━━━━━ Available data

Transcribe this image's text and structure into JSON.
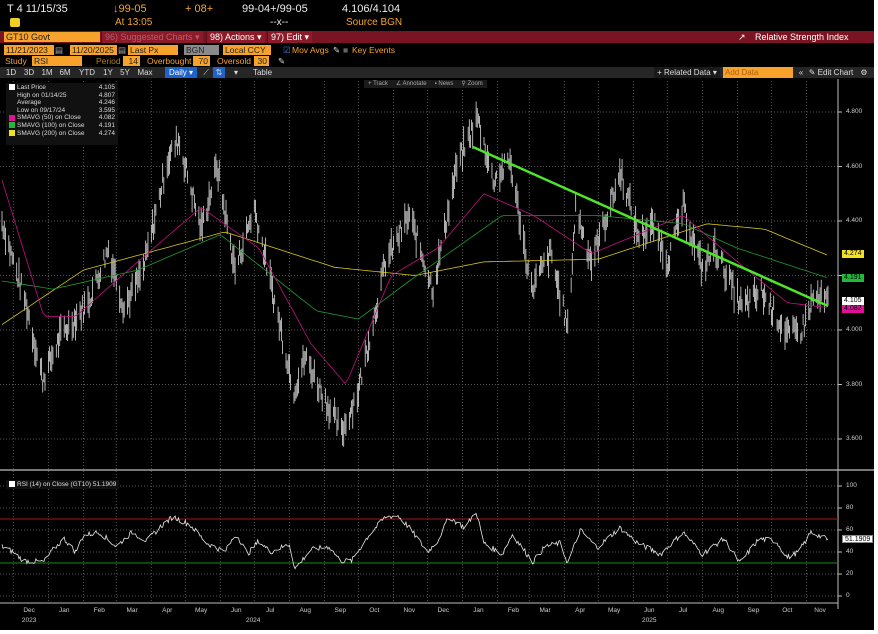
{
  "header": {
    "ticker_line": "T 4 11/15/35",
    "price": "↓99-05",
    "change": "+ 08+",
    "bid_ask": "99-04+/99-05",
    "yield": "4.106/4.104",
    "time": "At 13:05",
    "size": "--x--",
    "source": "Source BGN"
  },
  "menubar": {
    "security": "GT10 Govt",
    "suggested": "96) Suggested Charts ▾",
    "actions": "98) Actions ▾",
    "edit": "97) Edit ▾",
    "title": "Relative Strength Index"
  },
  "controls": {
    "start_date": "11/21/2023",
    "end_date": "11/20/2025",
    "field": "Last Px",
    "source": "BGN",
    "currency": "Local CCY",
    "mov_avgs": "Mov Avgs",
    "key_events": "Key Events",
    "study_label": "Study",
    "study": "RSI",
    "period_label": "Period",
    "period": "14",
    "overbought_label": "Overbought",
    "overbought": "70",
    "oversold_label": "Oversold",
    "oversold": "30"
  },
  "toolbar": {
    "ranges": [
      "1D",
      "3D",
      "1M",
      "6M",
      "YTD",
      "1Y",
      "5Y",
      "Max"
    ],
    "frequency": "Daily ▾",
    "table": "Table",
    "related": "+ Related Data ▾",
    "add_data_placeholder": "Add Data",
    "edit_chart": "Edit Chart",
    "track": "+ Track",
    "annotate": "∠ Annotate",
    "news": "News",
    "zoom": "Zoom"
  },
  "legend": [
    {
      "label": "Last Price",
      "value": "4.105",
      "color": "#ffffff"
    },
    {
      "label": "High on 01/14/25",
      "value": "4.807"
    },
    {
      "label": "Average",
      "value": "4.246"
    },
    {
      "label": "Low on 09/17/24",
      "value": "3.595"
    },
    {
      "label": "SMAVG (50)  on Close",
      "value": "4.082",
      "color": "#e0109a"
    },
    {
      "label": "SMAVG (100)  on Close",
      "value": "4.191",
      "color": "#22b83a"
    },
    {
      "label": "SMAVG (200)  on Close",
      "value": "4.274",
      "color": "#f0e020"
    }
  ],
  "rsi_legend": "RSI (14)  on Close (GT10) 51.1909",
  "chart_data": [
    {
      "type": "line",
      "title": "GT10 Govt Last Price (daily bars)",
      "start": "2023-11-21",
      "end": "2025-11-20",
      "ylim": [
        3.5,
        4.88
      ],
      "yticks": [
        "4.800",
        "4.600",
        "4.400",
        "4.200",
        "4.000",
        "3.800",
        "3.600"
      ],
      "price_points": [
        [
          "2023-11-21",
          4.4
        ],
        [
          "2023-12-01",
          4.25
        ],
        [
          "2023-12-12",
          4.1
        ],
        [
          "2023-12-27",
          3.82
        ],
        [
          "2024-01-12",
          3.98
        ],
        [
          "2024-02-05",
          4.1
        ],
        [
          "2024-02-23",
          4.3
        ],
        [
          "2024-03-08",
          4.08
        ],
        [
          "2024-03-25",
          4.22
        ],
        [
          "2024-04-15",
          4.62
        ],
        [
          "2024-04-25",
          4.7
        ],
        [
          "2024-05-15",
          4.37
        ],
        [
          "2024-05-29",
          4.6
        ],
        [
          "2024-06-14",
          4.22
        ],
        [
          "2024-07-01",
          4.45
        ],
        [
          "2024-07-15",
          4.18
        ],
        [
          "2024-08-05",
          3.78
        ],
        [
          "2024-08-15",
          3.9
        ],
        [
          "2024-09-16",
          3.62
        ],
        [
          "2024-10-01",
          3.78
        ],
        [
          "2024-10-25",
          4.25
        ],
        [
          "2024-11-15",
          4.42
        ],
        [
          "2024-12-06",
          4.15
        ],
        [
          "2024-12-27",
          4.6
        ],
        [
          "2025-01-14",
          4.78
        ],
        [
          "2025-01-28",
          4.55
        ],
        [
          "2025-02-12",
          4.62
        ],
        [
          "2025-03-03",
          4.15
        ],
        [
          "2025-03-20",
          4.28
        ],
        [
          "2025-04-04",
          4.0
        ],
        [
          "2025-04-11",
          4.45
        ],
        [
          "2025-04-25",
          4.25
        ],
        [
          "2025-05-21",
          4.58
        ],
        [
          "2025-06-05",
          4.35
        ],
        [
          "2025-06-20",
          4.38
        ],
        [
          "2025-07-01",
          4.25
        ],
        [
          "2025-07-15",
          4.45
        ],
        [
          "2025-08-01",
          4.22
        ],
        [
          "2025-08-12",
          4.3
        ],
        [
          "2025-09-05",
          4.08
        ],
        [
          "2025-09-22",
          4.14
        ],
        [
          "2025-10-16",
          3.98
        ],
        [
          "2025-10-28",
          4.0
        ],
        [
          "2025-11-07",
          4.12
        ],
        [
          "2025-11-20",
          4.105
        ]
      ],
      "sma50": [
        [
          "2023-11-21",
          4.55
        ],
        [
          "2023-12-28",
          4.05
        ],
        [
          "2024-01-25",
          4.05
        ],
        [
          "2024-03-20",
          4.25
        ],
        [
          "2024-05-15",
          4.45
        ],
        [
          "2024-07-05",
          4.3
        ],
        [
          "2024-08-20",
          3.95
        ],
        [
          "2024-09-20",
          3.8
        ],
        [
          "2024-10-30",
          4.2
        ],
        [
          "2024-12-10",
          4.3
        ],
        [
          "2025-01-20",
          4.5
        ],
        [
          "2025-03-05",
          4.42
        ],
        [
          "2025-04-25",
          4.28
        ],
        [
          "2025-07-15",
          4.42
        ],
        [
          "2025-09-01",
          4.25
        ],
        [
          "2025-10-15",
          4.1
        ],
        [
          "2025-11-20",
          4.082
        ]
      ],
      "sma100": [
        [
          "2023-11-21",
          4.18
        ],
        [
          "2024-01-05",
          4.15
        ],
        [
          "2024-03-20",
          4.22
        ],
        [
          "2024-06-01",
          4.35
        ],
        [
          "2024-08-25",
          4.07
        ],
        [
          "2024-10-01",
          4.04
        ],
        [
          "2024-11-15",
          4.18
        ],
        [
          "2025-02-05",
          4.42
        ],
        [
          "2025-05-01",
          4.42
        ],
        [
          "2025-07-15",
          4.39
        ],
        [
          "2025-09-01",
          4.3
        ],
        [
          "2025-11-20",
          4.191
        ]
      ],
      "sma200": [
        [
          "2023-11-21",
          4.02
        ],
        [
          "2024-02-01",
          4.22
        ],
        [
          "2024-06-05",
          4.36
        ],
        [
          "2024-09-10",
          4.23
        ],
        [
          "2024-11-20",
          4.2
        ],
        [
          "2025-01-20",
          4.25
        ],
        [
          "2025-05-01",
          4.26
        ],
        [
          "2025-08-05",
          4.39
        ],
        [
          "2025-09-25",
          4.37
        ],
        [
          "2025-11-20",
          4.274
        ]
      ],
      "trendline": [
        [
          "2025-01-10",
          4.672
        ],
        [
          "2025-11-20",
          4.088
        ]
      ],
      "last_tags": [
        {
          "label": "4.274",
          "color": "#f0e020"
        },
        {
          "label": "4.191",
          "color": "#22b83a"
        },
        {
          "label": "4.105",
          "color": "#ffffff"
        },
        {
          "label": "4.082",
          "color": "#e0109a"
        }
      ]
    },
    {
      "type": "line",
      "title": "RSI (14) on Close (GT10)",
      "ylim": [
        -5,
        110
      ],
      "yticks": [
        "100",
        "80",
        "60",
        "40",
        "20",
        "0"
      ],
      "overbought": 70,
      "oversold": 30,
      "last": "51.1909",
      "rsi_points": [
        [
          "2023-11-21",
          45
        ],
        [
          "2023-12-01",
          40
        ],
        [
          "2023-12-10",
          32
        ],
        [
          "2023-12-28",
          31
        ],
        [
          "2024-01-05",
          42
        ],
        [
          "2024-01-15",
          52
        ],
        [
          "2024-01-25",
          40
        ],
        [
          "2024-02-01",
          55
        ],
        [
          "2024-02-15",
          58
        ],
        [
          "2024-03-01",
          45
        ],
        [
          "2024-03-15",
          58
        ],
        [
          "2024-03-28",
          50
        ],
        [
          "2024-04-10",
          64
        ],
        [
          "2024-04-20",
          72
        ],
        [
          "2024-05-05",
          65
        ],
        [
          "2024-05-20",
          48
        ],
        [
          "2024-06-05",
          40
        ],
        [
          "2024-06-15",
          57
        ],
        [
          "2024-06-25",
          38
        ],
        [
          "2024-07-05",
          50
        ],
        [
          "2024-07-15",
          40
        ],
        [
          "2024-08-01",
          47
        ],
        [
          "2024-08-06",
          25
        ],
        [
          "2024-08-20",
          42
        ],
        [
          "2024-09-05",
          45
        ],
        [
          "2024-09-15",
          32
        ],
        [
          "2024-09-25",
          32
        ],
        [
          "2024-10-10",
          55
        ],
        [
          "2024-10-25",
          72
        ],
        [
          "2024-11-05",
          73
        ],
        [
          "2024-11-15",
          62
        ],
        [
          "2024-12-01",
          40
        ],
        [
          "2024-12-10",
          50
        ],
        [
          "2024-12-20",
          72
        ],
        [
          "2025-01-03",
          62
        ],
        [
          "2025-01-13",
          77
        ],
        [
          "2025-01-20",
          48
        ],
        [
          "2025-02-05",
          38
        ],
        [
          "2025-02-14",
          56
        ],
        [
          "2025-03-04",
          31
        ],
        [
          "2025-03-15",
          45
        ],
        [
          "2025-03-28",
          48
        ],
        [
          "2025-04-04",
          30
        ],
        [
          "2025-04-15",
          60
        ],
        [
          "2025-04-30",
          44
        ],
        [
          "2025-05-20",
          62
        ],
        [
          "2025-06-05",
          48
        ],
        [
          "2025-06-25",
          38
        ],
        [
          "2025-07-15",
          58
        ],
        [
          "2025-08-01",
          38
        ],
        [
          "2025-08-20",
          52
        ],
        [
          "2025-09-03",
          30
        ],
        [
          "2025-09-20",
          52
        ],
        [
          "2025-10-05",
          50
        ],
        [
          "2025-10-15",
          35
        ],
        [
          "2025-10-25",
          40
        ],
        [
          "2025-11-05",
          58
        ],
        [
          "2025-11-20",
          51.19
        ]
      ]
    },
    {
      "type": "axis",
      "months": [
        [
          "Dec",
          "2023-12-15"
        ],
        [
          "Jan",
          "2024-01-15"
        ],
        [
          "Feb",
          "2024-02-15"
        ],
        [
          "Mar",
          "2024-03-15"
        ],
        [
          "Apr",
          "2024-04-15"
        ],
        [
          "May",
          "2024-05-15"
        ],
        [
          "Jun",
          "2024-06-15"
        ],
        [
          "Jul",
          "2024-07-15"
        ],
        [
          "Aug",
          "2024-08-15"
        ],
        [
          "Sep",
          "2024-09-15"
        ],
        [
          "Oct",
          "2024-10-15"
        ],
        [
          "Nov",
          "2024-11-15"
        ],
        [
          "Dec",
          "2024-12-15"
        ],
        [
          "Jan",
          "2025-01-15"
        ],
        [
          "Feb",
          "2025-02-15"
        ],
        [
          "Mar",
          "2025-03-15"
        ],
        [
          "Apr",
          "2025-04-15"
        ],
        [
          "May",
          "2025-05-15"
        ],
        [
          "Jun",
          "2025-06-15"
        ],
        [
          "Jul",
          "2025-07-15"
        ],
        [
          "Aug",
          "2025-08-15"
        ],
        [
          "Sep",
          "2025-09-15"
        ],
        [
          "Oct",
          "2025-10-15"
        ],
        [
          "Nov",
          "2025-11-13"
        ]
      ],
      "years": [
        [
          "2023",
          "2023-12-15"
        ],
        [
          "2024",
          "2024-06-30"
        ],
        [
          "2025",
          "2025-06-15"
        ]
      ]
    }
  ]
}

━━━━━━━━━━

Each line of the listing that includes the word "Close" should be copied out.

# Result
      "label": "SMAVG (50)  on Close",
      "label": "SMAVG (100)  on Close",
      "label": "SMAVG (200)  on Close",
  "rsi_legend": "RSI (14)  on Close (GT10) 51.1909",
      "title": "RSI (14) on Close (GT10)",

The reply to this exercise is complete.